The malware tab allows Google to notify you if you are at risk of or have malware on your site. These notifications also appear in the messages tab. It is important to address this, as it can mean that your site is displayed with a warning within the SERPs. This is likely to deter potential visitors and result in a decrease in visits. Once you’ve addressed the issues, you can submit your site to Google again.
This section has information on any pages which Google was unable to crawl.
You can see crawl errors categorised by error types. You can see the URLs Google was unable to follow completely, under the Not Followed tab. If you click the URL, your browser will try to load the page and will tell you the reason the crawler is getting stuck, for example if it is in a redirect loop:
You can track any 404 errors under the Not Found tab, and also see which pages they are linked to from. The ‘Restricted by Robots.txt’tab lets you can find any pages you are blocking via your robots file.
All this data can be exported which is useful if there is a large level of links to amend. When you export 404 pages, you’re not able to export the pages which link to the broken links unfortunately; well, not as far as I am aware.
All of this data is that it is only updated each time the site is crawled. This means that if the links have already been fixed, they may still appear as broken in GWT.

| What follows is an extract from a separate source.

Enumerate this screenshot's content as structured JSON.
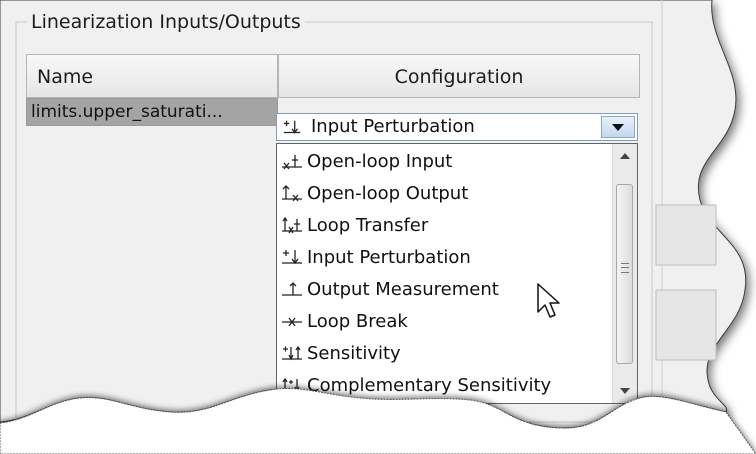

This section can give you an indication of the number of pages Googlebot crawls, the number of kilobytes downloaded and how long it has spent downloading them. This information is useful to check if your site is being crawled too often, which you may want to keep an eye on if you have limited server resources to ensure crawlers are not blocking users from reaching the site by visiting too often. If you can see that there may be an issue with the level of crawler access, you could choose to restrict the crawl rate of your site as discussed above in the settings tab.
The Fetch as Googlebot tab is useful if you want to check that a certain page is accessible to Google. Once you have fetched the page, you can then submit it to Google for inclusion within their index. At this point you can choose to submit the page and all other pages which it links to, or to submit this URL alone. Submitting pages via this method does not guarantee that they will be indexed. You can’t submit multiple pages at once, however if you are looking to submit your entire site, you could consider refreshing your sitemap and resubmitting that instead.
This tab can be useful as a mini checklist of on-page elements you may wish to optimise your site for. You can see if you have duplicate Meta Descriptions and which pages they are used on.
You can see if any of your Meta descriptions are too long and may not fit well in the SERPs, as well as those which Google suggest are too short. In addition you can see which pages do not have title tags, have duplicate, short or long title tags or ‘non-informative’ title tags (these are tags such as ‘Home’.
The labs tab contains any areas that Google are currently testing within GWT.
The video sitemaps tab within this section allows you to check if Google has found any errors with a video sitemap if you have created one. As this data is not updated immediately, you may have to wait a while before checking to see if your video sitemap has been found once you have added it to your site.
The Site performance tab allows you to see if your site has any loading speed issues. Although this data is not 100% accurate, it is a good indication as to whether Google has picked up on site speed issues that could potentially affect your rankings.
Overall, Google Webmaster Tools is an excellent tool to give an indication of issues that may occur with a website being crawled by Google. It is important to remember that data in most areas of it is not always up to date, and might not always be entirely accurate, however if it is used as an indication it can be very helpful to ensure your site is optimised for search engines.
Hopefully this post has given you some ideas of how you might use Google Webmaster Tools, but please add anything you think I may have missed in the comments field below.